Jackson withdrew himself from consideration for the Secretary of Veterans' Affairs nomination on April 26, 2018, after the Senate Committee on Veterans' Affairs began formally investigating the allegations. Jackson insisted that the allegations were "completely false and fabricated" and said he was withdrawing because the controversy has become a distraction for Trump and his agenda. On April 29, Politico reported that Jackson will continue to work in the White House Medical Unit but will not be returning to his position as the President's personal physician, to be replaced by Navy officer Sean Conley, who took over the role a month earlier.

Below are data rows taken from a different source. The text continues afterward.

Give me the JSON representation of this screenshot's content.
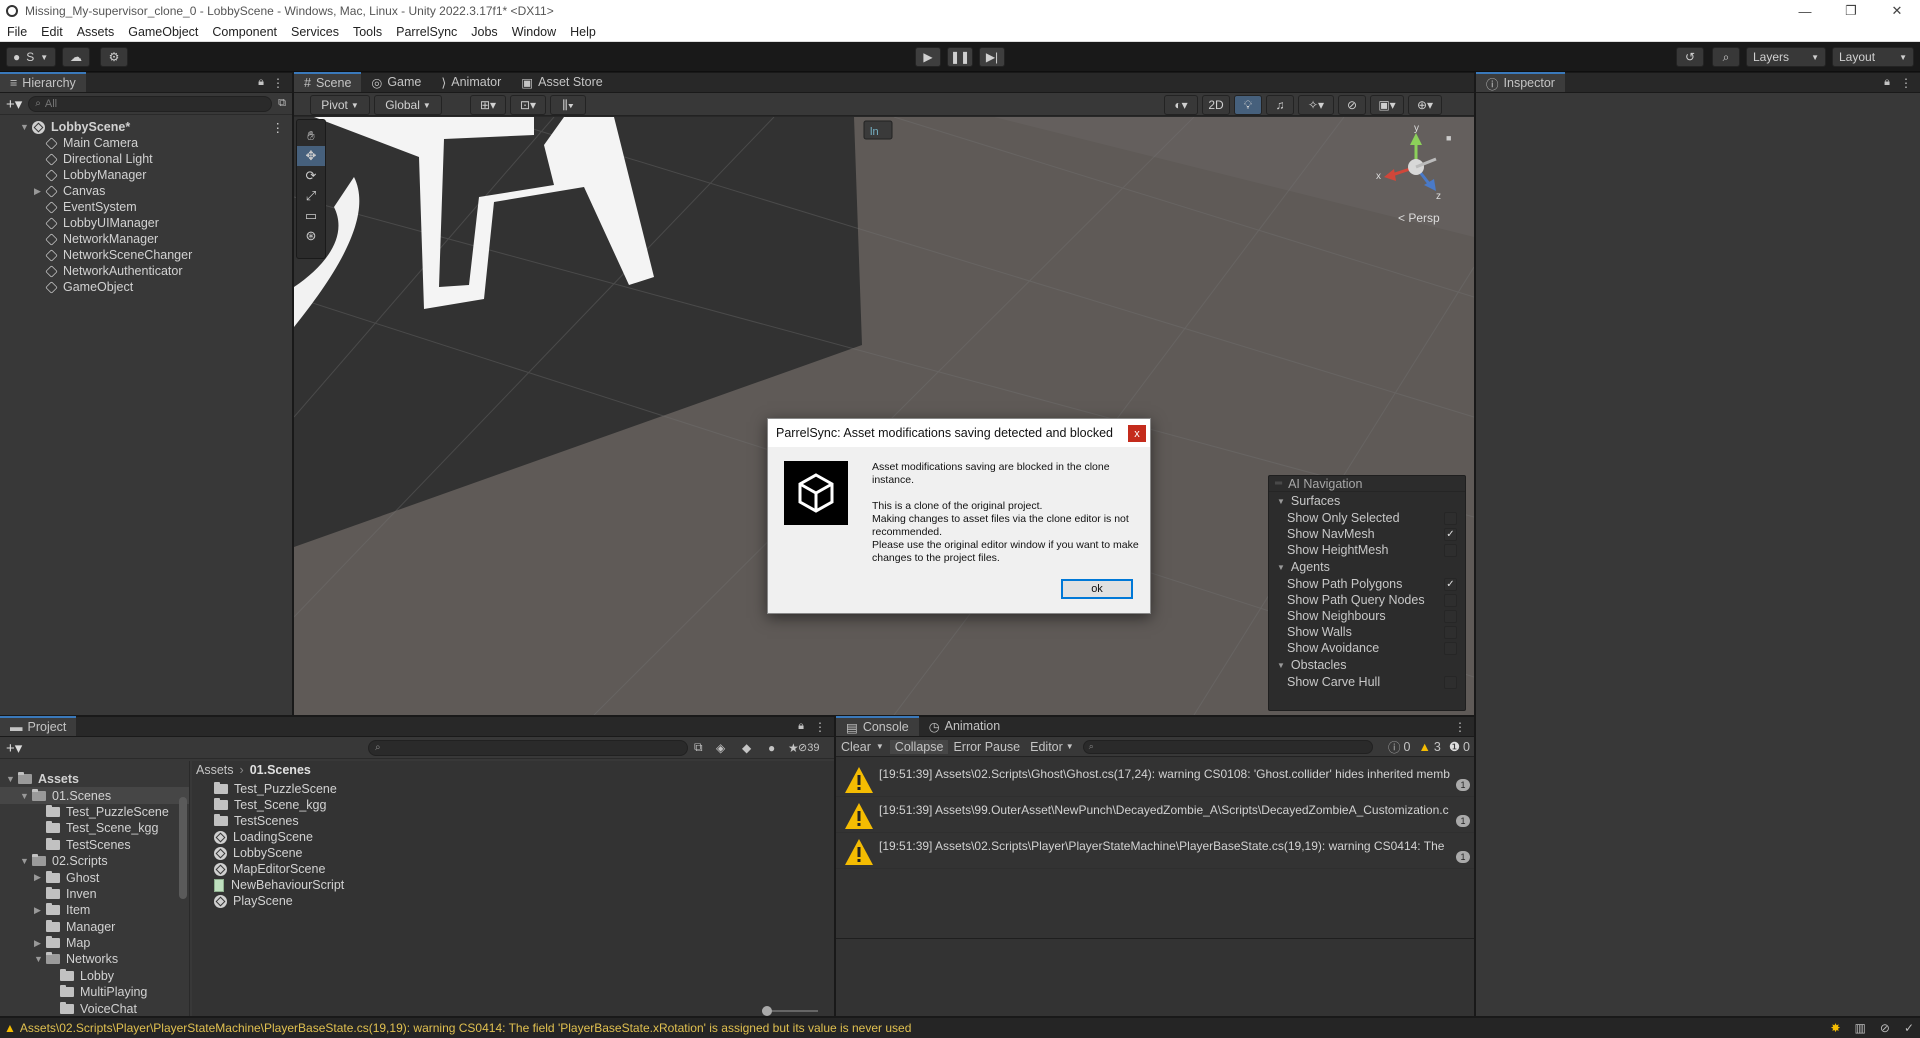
{
  "window": {
    "title": "Missing_My-supervisor_clone_0 - LobbyScene - Windows, Mac, Linux - Unity 2022.3.17f1* <DX11>",
    "controls": [
      "—",
      "❐",
      "✕"
    ]
  },
  "menu": [
    "File",
    "Edit",
    "Assets",
    "GameObject",
    "Component",
    "Services",
    "Tools",
    "ParrelSync",
    "Jobs",
    "Window",
    "Help"
  ],
  "toolbar": {
    "account_label": "S",
    "layers_label": "Layers",
    "layout_label": "Layout"
  },
  "hierarchy": {
    "tab_label": "Hierarchy",
    "search_placeholder": "All",
    "scene_name": "LobbyScene*",
    "items": [
      {
        "label": "Main Camera",
        "expandable": false
      },
      {
        "label": "Directional Light",
        "expandable": false
      },
      {
        "label": "LobbyManager",
        "expandable": false
      },
      {
        "label": "Canvas",
        "expandable": true
      },
      {
        "label": "EventSystem",
        "expandable": false
      },
      {
        "label": "LobbyUIManager",
        "expandable": false
      },
      {
        "label": "NetworkManager",
        "expandable": false
      },
      {
        "label": "NetworkSceneChanger",
        "expandable": false
      },
      {
        "label": "NetworkAuthenticator",
        "expandable": false
      },
      {
        "label": "GameObject",
        "expandable": false
      }
    ]
  },
  "scene_view": {
    "tabs": [
      "Scene",
      "Game",
      "Animator",
      "Asset Store"
    ],
    "pivot_label": "Pivot",
    "global_label": "Global",
    "mode_2d": "2D",
    "gizmo": {
      "y": "y",
      "x": "x",
      "z": "z",
      "persp": "< Persp"
    }
  },
  "ai_navigation": {
    "title": "AI Navigation",
    "sections": [
      {
        "name": "Surfaces",
        "rows": [
          {
            "label": "Show Only Selected",
            "checked": false
          },
          {
            "label": "Show NavMesh",
            "checked": true
          },
          {
            "label": "Show HeightMesh",
            "checked": false
          }
        ]
      },
      {
        "name": "Agents",
        "rows": [
          {
            "label": "Show Path Polygons",
            "checked": true
          },
          {
            "label": "Show Path Query Nodes",
            "checked": false
          },
          {
            "label": "Show Neighbours",
            "checked": false
          },
          {
            "label": "Show Walls",
            "checked": false
          },
          {
            "label": "Show Avoidance",
            "checked": false
          }
        ]
      },
      {
        "name": "Obstacles",
        "rows": [
          {
            "label": "Show Carve Hull",
            "checked": false
          }
        ]
      }
    ]
  },
  "dialog": {
    "title": "ParrelSync: Asset modifications saving detected and blocked",
    "close": "x",
    "line1": "Asset modifications saving are blocked in the clone instance.",
    "line2": "This is a clone of the original project.",
    "line3": "Making changes to asset files via the clone editor is not recommended.",
    "line4": "Please use the original editor window if you want to make changes to the project files.",
    "ok_label": "ok"
  },
  "inspector": {
    "tab_label": "Inspector"
  },
  "project": {
    "tab_label": "Project",
    "hidden_count": "39",
    "breadcrumb": [
      "Assets",
      "01.Scenes"
    ],
    "tree": [
      {
        "label": "Assets",
        "depth": 0,
        "arrow": "▼",
        "bold": true
      },
      {
        "label": "01.Scenes",
        "depth": 1,
        "arrow": "▼",
        "selected": true
      },
      {
        "label": "Test_PuzzleScene",
        "depth": 2,
        "arrow": ""
      },
      {
        "label": "Test_Scene_kgg",
        "depth": 2,
        "arrow": ""
      },
      {
        "label": "TestScenes",
        "depth": 2,
        "arrow": ""
      },
      {
        "label": "02.Scripts",
        "depth": 1,
        "arrow": "▼"
      },
      {
        "label": "Ghost",
        "depth": 2,
        "arrow": "▶"
      },
      {
        "label": "Inven",
        "depth": 2,
        "arrow": ""
      },
      {
        "label": "Item",
        "depth": 2,
        "arrow": "▶"
      },
      {
        "label": "Manager",
        "depth": 2,
        "arrow": ""
      },
      {
        "label": "Map",
        "depth": 2,
        "arrow": "▶"
      },
      {
        "label": "Networks",
        "depth": 2,
        "arrow": "▼"
      },
      {
        "label": "Lobby",
        "depth": 3,
        "arrow": ""
      },
      {
        "label": "MultiPlaying",
        "depth": 3,
        "arrow": ""
      },
      {
        "label": "VoiceChat",
        "depth": 3,
        "arrow": ""
      }
    ],
    "files": [
      {
        "label": "Test_PuzzleScene",
        "kind": "folder"
      },
      {
        "label": "Test_Scene_kgg",
        "kind": "folder"
      },
      {
        "label": "TestScenes",
        "kind": "folder"
      },
      {
        "label": "LoadingScene",
        "kind": "scene"
      },
      {
        "label": "LobbyScene",
        "kind": "scene"
      },
      {
        "label": "MapEditorScene",
        "kind": "scene"
      },
      {
        "label": "NewBehaviourScript",
        "kind": "script"
      },
      {
        "label": "PlayScene",
        "kind": "scene"
      }
    ]
  },
  "console": {
    "tabs": [
      "Console",
      "Animation"
    ],
    "clear": "Clear",
    "collapse": "Collapse",
    "error_pause": "Error Pause",
    "editor": "Editor",
    "counts": {
      "info": "0",
      "warnings": "3",
      "errors": "0"
    },
    "entries": [
      {
        "text": "[19:51:39] Assets\\02.Scripts\\Ghost\\Ghost.cs(17,24): warning CS0108: 'Ghost.collider' hides inherited memb",
        "count": "1"
      },
      {
        "text": "[19:51:39] Assets\\99.OuterAsset\\NewPunch\\DecayedZombie_A\\Scripts\\DecayedZombieA_Customization.c",
        "count": "1"
      },
      {
        "text": "[19:51:39] Assets\\02.Scripts\\Player\\PlayerStateMachine\\PlayerBaseState.cs(19,19): warning CS0414: The",
        "count": "1"
      }
    ]
  },
  "status_bar": {
    "message": "Assets\\02.Scripts\\Player\\PlayerStateMachine\\PlayerBaseState.cs(19,19): warning CS0414: The field 'PlayerBaseState.xRotation' is assigned but its value is never used"
  },
  "colors": {
    "accent": "#3a79bb",
    "warning": "#f4bc02",
    "dialog_close": "#c42b1c"
  }
}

Jackson's family includes his wife, Jane, and children Ben, Elizabeth, and Matthew Jackson.
Jackson's decorations, awards, and badges include, among others:

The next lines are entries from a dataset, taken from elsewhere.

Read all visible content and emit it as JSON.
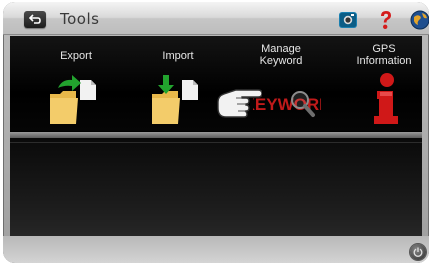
{
  "window": {
    "title": "Tools"
  },
  "topbar": {
    "back_icon": "back-arrow-icon",
    "camera_icon": "camera-icon",
    "help_icon": "help-question-icon",
    "globe_icon": "globe-icon"
  },
  "tools": [
    {
      "label": "Export",
      "icon": "export-folder-icon"
    },
    {
      "label": "Import",
      "icon": "import-folder-icon"
    },
    {
      "label": "Manage\nKeyword",
      "label_line1": "Manage",
      "label_line2": "Keyword",
      "icon": "keyword-icon",
      "icon_text": "KEYWORD"
    },
    {
      "label": "GPS\nInformation",
      "label_line1": "GPS",
      "label_line2": "Information",
      "icon": "info-icon"
    }
  ],
  "bottom": {
    "power_icon": "power-icon"
  },
  "colors": {
    "accent_green": "#22a32e",
    "info_red": "#d01818",
    "keyword_red": "#c01a1a"
  }
}
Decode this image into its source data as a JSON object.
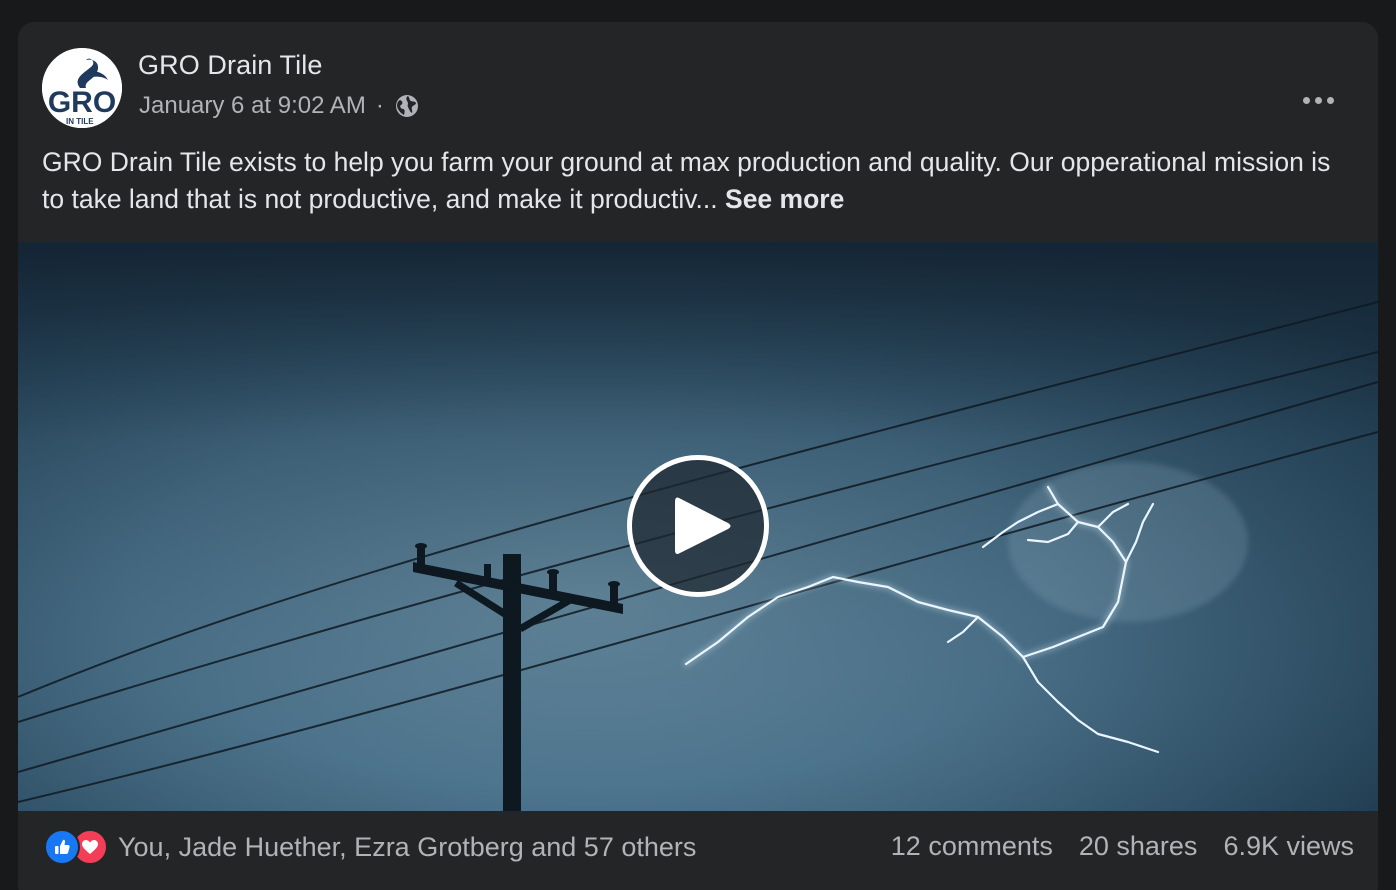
{
  "post": {
    "page_name": "GRO Drain Tile",
    "timestamp": "January 6 at 9:02 AM",
    "separator": "·",
    "audience_icon": "globe-icon",
    "text": "GRO Drain Tile exists to help you farm your ground at max production and quality. Our opperational mission is to take land that is not productive, and make it productiv...",
    "see_more_label": "See more",
    "avatar": {
      "logo_text": "GRO",
      "logo_subtext": "IN TILE"
    }
  },
  "video": {
    "play_icon": "play-icon"
  },
  "engagement": {
    "reaction_icons": [
      "like-icon",
      "love-icon"
    ],
    "reaction_names": "You, Jade Huether, Ezra Grotberg and 57 others",
    "comments": "12 comments",
    "shares": "20 shares",
    "views": "6.9K views"
  },
  "colors": {
    "background": "#18191a",
    "card": "#242526",
    "primary_text": "#e4e6eb",
    "secondary_text": "#b0b3b8",
    "like_blue": "#1877f2",
    "love_red": "#f33e58"
  }
}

|1st row||Defense Superior Service Medal||Legion of Merit|
|2nd row||Navy and Marine Corps Commendation Medal w/ three 5⁄16" Gold Stars||Navy and Marine Corps Achievement Medal w/ two 5⁄16" Gold Stars||Joint Meritorious Unit Award||Navy Unit Commendation w/ one 3⁄16" bronze star|
|3rd row||Navy and Marine Corps Meritorious Unit Commendation w/ two 3⁄16" bronze stars||Navy Expionary Medal||National Defense Service Medal w/ one 3⁄16" bronze star||Kosovo Campaign Medal w/ one 3⁄16" bronze star|
|4th row||Iraq Campaign Medal with Fleet Marine Force Combat Operation Insignia||Global War on Terrorism Service Medal||Armed Forces Service Medal||Navy and Marine Corps Sea Service Deployment Ribbon w/ two 3⁄16" bronze stars|
|5th row||Navy and Marine Corps Overseas Service Ribbon w/ one 3⁄16" bronze star||NATO Medal for Yugoslavia Service w/ one 3⁄16" bronze star||Navy Expert Rifleman Medal||Navy Expert Pistol Shot Medal|
|Badges||Fleet Marine Force insignia||Parachutist Badge|
|Badges||Navy Diving Medical Officer Badge||Presidential Service Badge|
BIDMC Fellowship in Disaster Medicine is a one-year program designed to provide qualified fellows the opportunity to develop an expertise in the related fields of Disaster Medicine (DM) and Emergency Management (EM).
|Wikimedia Commons has media related to Ronny L. Jackson.|
| Physician to the President